Archive for February, 2012

No sooner had I published my most recent posting, on bishops, I saw that John Hick has died.  His obituaries show in detail how he too had to endure his developing views falling foul of church authorities, in his case the United Reform church.  Like Richard Holloway he drifted away from the categorical belief systems to find a mooring in gentler waters.

I met John Hick at a seminar in 1965 and have read several of his books and articles since, always with admiration. He it was who pointed out that all the great religions share at least one moral directive: Do unto others as you would want them to do to you.

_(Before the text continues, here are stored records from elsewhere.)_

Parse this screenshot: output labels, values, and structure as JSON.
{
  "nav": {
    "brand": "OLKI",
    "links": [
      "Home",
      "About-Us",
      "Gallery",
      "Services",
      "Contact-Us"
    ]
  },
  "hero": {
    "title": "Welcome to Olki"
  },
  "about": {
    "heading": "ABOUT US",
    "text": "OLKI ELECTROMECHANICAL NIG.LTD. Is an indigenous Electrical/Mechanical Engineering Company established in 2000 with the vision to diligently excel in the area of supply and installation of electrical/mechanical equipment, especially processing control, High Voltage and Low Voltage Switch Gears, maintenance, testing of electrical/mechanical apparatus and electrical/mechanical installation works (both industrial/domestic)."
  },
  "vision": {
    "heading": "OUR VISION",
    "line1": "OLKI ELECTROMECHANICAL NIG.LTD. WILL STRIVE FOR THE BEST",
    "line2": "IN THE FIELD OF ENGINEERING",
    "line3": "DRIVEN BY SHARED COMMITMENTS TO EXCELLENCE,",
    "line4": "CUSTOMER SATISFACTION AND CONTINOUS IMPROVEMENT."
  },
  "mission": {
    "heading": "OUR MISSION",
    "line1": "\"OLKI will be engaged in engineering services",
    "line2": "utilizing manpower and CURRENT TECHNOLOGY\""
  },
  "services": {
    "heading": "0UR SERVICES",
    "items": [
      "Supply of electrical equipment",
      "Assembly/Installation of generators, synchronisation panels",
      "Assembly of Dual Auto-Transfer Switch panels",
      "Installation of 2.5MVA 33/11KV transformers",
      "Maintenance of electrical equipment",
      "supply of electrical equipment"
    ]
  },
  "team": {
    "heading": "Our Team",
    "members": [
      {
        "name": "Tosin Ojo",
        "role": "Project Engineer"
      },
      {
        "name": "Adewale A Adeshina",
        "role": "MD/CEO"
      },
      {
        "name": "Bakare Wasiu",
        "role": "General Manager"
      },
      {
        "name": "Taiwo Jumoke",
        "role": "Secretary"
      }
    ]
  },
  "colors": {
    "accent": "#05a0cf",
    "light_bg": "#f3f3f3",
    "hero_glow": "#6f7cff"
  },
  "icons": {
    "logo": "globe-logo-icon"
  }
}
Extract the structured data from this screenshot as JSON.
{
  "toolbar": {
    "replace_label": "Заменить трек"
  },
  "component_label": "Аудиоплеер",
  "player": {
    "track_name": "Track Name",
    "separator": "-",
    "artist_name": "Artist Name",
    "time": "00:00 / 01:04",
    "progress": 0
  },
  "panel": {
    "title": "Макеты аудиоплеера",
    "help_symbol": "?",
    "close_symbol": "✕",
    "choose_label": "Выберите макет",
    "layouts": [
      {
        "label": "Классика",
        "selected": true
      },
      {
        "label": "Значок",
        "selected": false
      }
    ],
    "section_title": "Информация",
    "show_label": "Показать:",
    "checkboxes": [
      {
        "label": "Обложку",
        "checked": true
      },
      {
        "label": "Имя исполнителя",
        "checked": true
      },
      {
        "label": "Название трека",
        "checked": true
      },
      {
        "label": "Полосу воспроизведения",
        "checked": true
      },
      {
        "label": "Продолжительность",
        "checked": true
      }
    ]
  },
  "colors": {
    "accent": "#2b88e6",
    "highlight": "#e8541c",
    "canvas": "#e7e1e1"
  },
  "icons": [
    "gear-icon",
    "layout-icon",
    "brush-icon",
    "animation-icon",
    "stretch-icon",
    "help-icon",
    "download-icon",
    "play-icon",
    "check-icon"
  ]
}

“God” may be this or that, or not exist at all as we understand the word ‘exist’, but our obligation is clear, and it is other-directed.  God in us, for God in others.

Read Full Post »

A favourite writer of mine is that turbulent priest Richard Holloway, ‘controversial’ former Bishop of Edinburgh, so I am glad to see that he has published his autobiography, recently sympathetically reviewed by Andrew Motion.  I look forward to reading it, partly in the hope that it will shed light on a phenomenon that I have wondered about for some time. (more…)

Read Full Post »

Searching the web for a favourite quotation can sometimes be a struggle.   What you thought was a phrase that ‘everyone knows’ turns out to be difficult to locate; to be sure, it’s quoted everywhere but where is the original source?  Here’s a good example.

Everyone in the Anglican tradition knows this majestic benediction:

Go forth into the world in peace;
be of good courage;
hold fast that which is good;
render to no one evil for evil;
strengthen the fainthearted;
support the weak;
help the afflicted;
honour everyone;
love and serve the Lord, rejoicing in the power of the Holy Spirit;
and the blessing of God Almighty, the Father, the Son, and the Holy Ghost,
be amongst you and remain with you always. Amen.

This is listed in quite a few places in Anglican worship but it’s difficult to identify who originally wrote these wonderful words.  So I’m happy to yield the floor to a Presbyterian minister in Williamsburg VA who traces its history at least:

“This particular catena, “Go out into the world in peace,” has a remarkable history. It first appeared when the Episcopalians were revising their 1892 The Book of Common Prayer. In their 1928 proposed The Book of Common Prayer this charge concluded the service for confirming baptized members into the church. The Episcopalians evidently didn’t care for it, so it did not appear in the final version in 1928, but when we Presbyterians were revising our 1902 The Book of Common Worship we picked it up and in 1946 The Book of Common Worship provided it as the conclusion to the
Confirmation service. Some Presbyterian pastors thought so much of those words that we began to use them at the conclusion of worship, and when the Presbyterian Church again revised The Book of Common Worship in 1993 this catena was as an alternative ending for worship.”


And here I was thinking that Cranmer wrote it!  But it’s still a wonderful benediction.

Read Full Post »